These are little more than glorified RVs, of course, not the latter-day HUD-code homes that are meant to stay put and lived in like a site-built home. But both are made in a factory, and that makes the tiny homes a bridge, of sorts, to a paradigm shift in public perceptions.
Although manufactured housing is often thought of as the domain of retirees, most of today's buyers are younger singles and families who have no pre-conceived notions about a home that is built in a factory.
"Older folks who experienced manufactured homes before they were regulated at all -- those folks have that negative mindset, until they come out and view them in their current form," says Atkinson.
For the Baby Boomers, it is as much about lifestyle as it is about the homes themselves.
A sense of place
In 1955, Sydney Adler moved his family from Miami to Florida's west coast, where he developed a visionary 1,200-unit retirement community called Trailer Estates
on the shores of Sarasota Bay.
There was a marina, a clubhouse, shuffleboard court, postage-stamp-sized lots with boat docks -- and a long waiting list of people hoping for a chance to live there.
"He was a real pioneer -- way ahead of his time," says Adler's son, Steve, who has built on the family tradition of creating innovative lifestyle communities in Florida, Texas and Oregon.
in Lakeland FL is one of Adler's age 55+ communities that's filling a growing niche among Baby Boomers.
About half of his buyers move down from the cold North, buy a single-family home in a traditional neighborhood, and then sell it when they discover there's more to the good life than sunshine.

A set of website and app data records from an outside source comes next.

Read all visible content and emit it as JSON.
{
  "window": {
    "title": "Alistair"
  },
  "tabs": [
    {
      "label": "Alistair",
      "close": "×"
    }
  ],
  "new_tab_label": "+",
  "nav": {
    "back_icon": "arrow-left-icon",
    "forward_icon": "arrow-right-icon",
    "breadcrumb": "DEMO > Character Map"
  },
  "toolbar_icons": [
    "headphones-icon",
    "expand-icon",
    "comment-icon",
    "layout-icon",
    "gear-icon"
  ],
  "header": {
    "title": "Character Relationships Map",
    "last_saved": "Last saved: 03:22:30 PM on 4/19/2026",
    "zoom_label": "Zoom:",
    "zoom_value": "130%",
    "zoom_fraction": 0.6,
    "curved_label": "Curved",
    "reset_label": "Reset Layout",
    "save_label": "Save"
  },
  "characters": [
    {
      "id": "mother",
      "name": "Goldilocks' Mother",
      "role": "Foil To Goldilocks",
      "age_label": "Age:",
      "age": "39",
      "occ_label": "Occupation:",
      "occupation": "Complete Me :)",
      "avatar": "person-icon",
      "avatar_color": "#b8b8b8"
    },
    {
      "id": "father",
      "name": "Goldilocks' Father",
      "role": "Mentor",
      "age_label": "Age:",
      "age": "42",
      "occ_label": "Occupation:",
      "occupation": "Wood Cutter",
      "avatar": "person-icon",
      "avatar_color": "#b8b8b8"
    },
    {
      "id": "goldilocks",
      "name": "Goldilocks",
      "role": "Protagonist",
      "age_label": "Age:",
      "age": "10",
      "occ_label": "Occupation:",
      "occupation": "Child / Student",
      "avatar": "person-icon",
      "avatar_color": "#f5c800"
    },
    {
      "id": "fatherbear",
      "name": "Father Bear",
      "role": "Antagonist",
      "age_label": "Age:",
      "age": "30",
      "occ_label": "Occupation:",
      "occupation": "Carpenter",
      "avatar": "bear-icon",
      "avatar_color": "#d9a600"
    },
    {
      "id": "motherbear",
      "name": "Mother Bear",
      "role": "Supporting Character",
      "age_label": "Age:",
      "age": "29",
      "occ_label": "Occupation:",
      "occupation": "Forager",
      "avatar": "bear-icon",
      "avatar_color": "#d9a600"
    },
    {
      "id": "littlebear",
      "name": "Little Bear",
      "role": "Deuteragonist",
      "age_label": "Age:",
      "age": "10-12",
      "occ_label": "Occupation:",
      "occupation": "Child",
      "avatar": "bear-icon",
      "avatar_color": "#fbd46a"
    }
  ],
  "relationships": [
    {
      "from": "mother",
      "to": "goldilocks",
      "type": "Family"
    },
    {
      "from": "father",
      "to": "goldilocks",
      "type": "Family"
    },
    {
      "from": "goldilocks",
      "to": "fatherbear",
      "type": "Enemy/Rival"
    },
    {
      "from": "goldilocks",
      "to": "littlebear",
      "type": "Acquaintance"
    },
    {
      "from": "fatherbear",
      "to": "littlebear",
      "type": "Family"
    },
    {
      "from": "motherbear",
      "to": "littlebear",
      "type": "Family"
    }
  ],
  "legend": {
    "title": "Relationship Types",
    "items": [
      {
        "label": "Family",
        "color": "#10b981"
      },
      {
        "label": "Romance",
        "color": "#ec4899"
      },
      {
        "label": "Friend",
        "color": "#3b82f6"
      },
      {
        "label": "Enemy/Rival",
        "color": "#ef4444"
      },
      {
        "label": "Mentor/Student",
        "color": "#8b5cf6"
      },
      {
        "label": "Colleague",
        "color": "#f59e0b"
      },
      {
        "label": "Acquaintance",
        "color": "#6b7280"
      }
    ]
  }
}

"They don't want to spend their time and resources maintaining more house and yard than they need," says Adler. And they especially don't want the isolation of living in a suburban neighborhood, where few residents venture out of their sealed, climate-controlled mausoleums.
Boomers have been flocking like ants at a picnic to 55+ MH communities, many of which offer resort-caliber amenities and like-minded neighbors, where social, cultural and recreational opportunities abound.
"It's probably the most gregarious lifestyle form there is -- much more so than condos," says Adler, who keeps his finger on the pulse of the ever-changing profile of his residents, be it an all-age family community, or a 55+ like Schalamar Creek, which boasts a golf course, restaurant and a full schedule of social events.
"We're always trying to enhance the lifestyle," he says. "Today it's all hi-tech stuff and different kinds of classes to see what catches on."
There is Wi-Fi in the club houses and around the pools, and classes in digital photography, computers, Tai Chi and whatever next big thing pops up on the social planners' finely tuned radar.
Meanwhile, his father's creation, Trailer Estates, is still going strong -- a post-war time capsule where newer park model manufactured homes co-exist side-by-side with the old trailers that allowed people of modest means to retire in paradise, where they still fish and boat from their own docks on the bay.
Jan Hollingsworth is a native Floridian and award-winning writer who specializes in consumer, environmental and agricultural issues. Comments? Contact 83 Degrees.